The overall effect of reading these narratives, then, is at once deeply disturbing and extremely provocative. Assault, rape, and death shadow every individual, every family at every stage of their lives. Tariq, forced by a soldier to desecrate the sacred sanctum of Shah-e-Hamdan, grows up ‘fortuitous and frail’, a ‘dry stone craving water’: for him the rosary of his father’s faith can only be of bullet casings, the cold fury of metal ripping life after life. Imran, taught by his father to use a gun well, gleans himself from the redemptive shadow of Ilham to become the man he never wanted to be. Kamran, framed by Inspector Masoodi in a protest he was not privy to, turns enemy of the state in an impassioned response to the deliberative injustice of the state. In effect, the pages of these narratives are littered with ‘skin turned red and blue’, bodies on ‘cold, stone floor covered in spit and stinking of faeces’, skulls split, ‘blood and brain matter…trickled out’. Nature too is not left untouched, as occupation transforms the beauty of Kashmir into ‘creepy vegetation’: under Major S’s command, living, breathing emblems of Kashmir’s natural heritage bleed ‘white and reddish’ as they are cut to make coffins.

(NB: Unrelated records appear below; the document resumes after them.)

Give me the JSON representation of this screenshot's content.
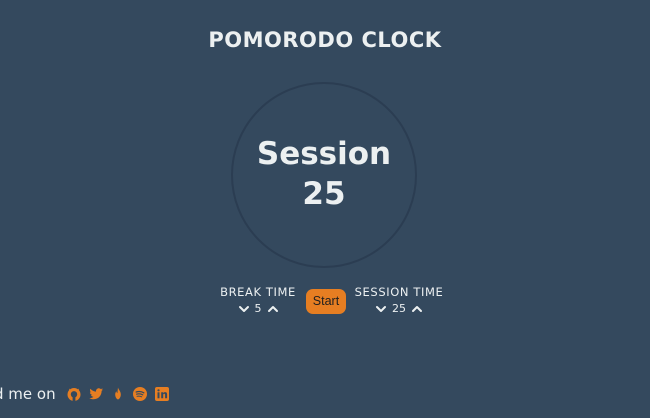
{
  "header": {
    "title": "POMORODO CLOCK"
  },
  "clock": {
    "label": "Session",
    "time": "25"
  },
  "break_control": {
    "label": "BREAK TIME",
    "value": "5"
  },
  "session_control": {
    "label": "SESSION TIME",
    "value": "25"
  },
  "start_button": {
    "label": "Start"
  },
  "footer": {
    "text": "d me on",
    "icons": [
      "github-icon",
      "twitter-icon",
      "fire-icon",
      "spotify-icon",
      "linkedin-icon"
    ]
  },
  "colors": {
    "background": "#34495e",
    "text": "#ecf0f1",
    "accent": "#e67e22",
    "circle_border": "#2b3d52"
  }
}
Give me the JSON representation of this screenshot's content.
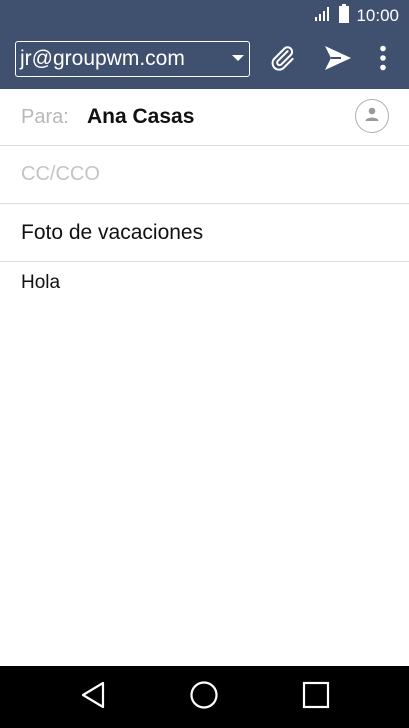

It is in giving vivid voice to this psychosomatic transformation of Kashmir as the site of almost unending night that Rather shows himself to be an adept and keenly perceptive craftsman. Space, time, and location fuse in these narratives, weaving society, culture, and nature into the same thread of steady corrosion. Boldly taking the terms of the debate from the dialectic tussle between fact and fiction to an inspired verisimilitude, The Night of Broken Glass stands as powerful testimony to the wreckage of generations of ordinary, innocent lives crushed under the geopolitics of national and religious war. In an image-heavy milieu of quick judgment and instant gratification, the abiding power of good writing seems to still lie in its ability to suffuse the soul with a rich sense of the experiential truths of the world. Rather is successful in evoking a deep sense of the many contestations which constitute the lives and contexts of Kashmiris today. To have such effect, to conjure an idea and a vision of the lives of others so that they become lived not as much through the corporeality of experience but through the intangibility of affect and empathy, this, surely, is the mark of good writing. Read with an open mind and heart, The Night of Broken Glass holds the capacity to effect deep transformation in the politics and poetics of the everyday in Kashmir.
Anubhav Pradhan is a Doctoral candidate with the Department of English, Jamia Millia Islamia, Delhi.